As we walked by, he gave a low whistle and said something like “Joli Blon, ma chere 'tit fille”, clearly some Cajun crap. My better half smiled and winked at him and I should have trusted my usually dependable antennae for trouble, but I thought what the hell", it's Mardi Gras and we'll see more of that.” 

Over the years I've wasted a good chunk of my time prying th' wifey back from the exotic dreams of hers. The last time she took up with a convict who told her he would get her into radio commercials about being able to make thousands rehabbing all those rotting properties in downtown Detroit. Well, she ain't dumb and caught on right away that that was just a ruse to get someone to cook and wash his clothes. She became irritated, called and said, “you know how I hate that shit”. So, she was only gone about a month and came back. Good thing, too, because I was sick of eating out of tin cans and the laundry was pilling up.

Look, I can't lie, I'm not much of a hubbie. If ya distill down to my core me, you'll find “loser‘ written in large letters all over the place. I'm a little, well a lot, portly, losing my hair, still smoke two packs a day and I'm in a dead end job since I blew our savings and bought a carpet cleaning franchise. Plus, I'm sixty three and she's thirty four. I can certainly sympathize with her dreams.

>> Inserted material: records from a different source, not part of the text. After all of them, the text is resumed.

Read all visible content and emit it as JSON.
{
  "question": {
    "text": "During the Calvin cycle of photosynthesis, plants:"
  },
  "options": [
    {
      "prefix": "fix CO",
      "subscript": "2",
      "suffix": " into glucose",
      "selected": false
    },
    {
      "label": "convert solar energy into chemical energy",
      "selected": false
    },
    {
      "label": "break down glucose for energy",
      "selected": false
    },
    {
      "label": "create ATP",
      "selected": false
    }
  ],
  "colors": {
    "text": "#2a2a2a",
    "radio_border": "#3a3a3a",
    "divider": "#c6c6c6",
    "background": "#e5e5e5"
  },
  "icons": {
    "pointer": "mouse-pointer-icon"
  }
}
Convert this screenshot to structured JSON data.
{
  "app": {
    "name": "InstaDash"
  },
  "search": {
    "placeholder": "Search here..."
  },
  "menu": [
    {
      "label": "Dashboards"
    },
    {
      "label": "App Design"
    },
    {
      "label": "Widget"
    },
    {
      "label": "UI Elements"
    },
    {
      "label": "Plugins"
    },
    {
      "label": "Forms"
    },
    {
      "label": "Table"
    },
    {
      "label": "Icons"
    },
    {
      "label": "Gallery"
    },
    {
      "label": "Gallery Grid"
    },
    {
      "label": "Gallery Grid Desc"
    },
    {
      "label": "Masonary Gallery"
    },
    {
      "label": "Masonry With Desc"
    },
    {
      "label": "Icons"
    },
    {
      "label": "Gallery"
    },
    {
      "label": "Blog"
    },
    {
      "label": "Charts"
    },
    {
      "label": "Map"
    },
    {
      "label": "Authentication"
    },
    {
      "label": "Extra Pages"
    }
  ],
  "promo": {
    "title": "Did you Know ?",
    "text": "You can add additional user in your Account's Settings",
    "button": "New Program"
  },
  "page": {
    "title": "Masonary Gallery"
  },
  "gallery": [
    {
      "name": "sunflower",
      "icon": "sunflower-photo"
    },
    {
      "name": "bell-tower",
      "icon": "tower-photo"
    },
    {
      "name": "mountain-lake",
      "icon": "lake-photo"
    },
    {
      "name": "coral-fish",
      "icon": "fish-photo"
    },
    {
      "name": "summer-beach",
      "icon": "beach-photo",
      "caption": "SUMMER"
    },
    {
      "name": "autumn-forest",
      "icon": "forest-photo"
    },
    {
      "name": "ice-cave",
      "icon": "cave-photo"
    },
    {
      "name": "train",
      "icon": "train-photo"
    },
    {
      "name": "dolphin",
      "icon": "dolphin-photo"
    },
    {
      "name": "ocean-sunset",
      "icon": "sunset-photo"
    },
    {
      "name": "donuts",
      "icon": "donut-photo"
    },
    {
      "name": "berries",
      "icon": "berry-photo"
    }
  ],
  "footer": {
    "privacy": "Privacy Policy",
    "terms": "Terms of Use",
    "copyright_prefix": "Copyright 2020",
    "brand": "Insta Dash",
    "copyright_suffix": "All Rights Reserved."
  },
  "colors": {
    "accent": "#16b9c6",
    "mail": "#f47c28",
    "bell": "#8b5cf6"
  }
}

This time though, I'm really worried we were done for because the pull on her is much stronger. When she came for her clothes she said, “I can't stand his garlicky breath, but tomorrow he is letting me be with him in the parade. Roscoe, sorry honey, but this is my chance to be somebody.” She pranced out and I'm left in this cheap-assed hotel room, missing her and drinking a bitter tea of regret.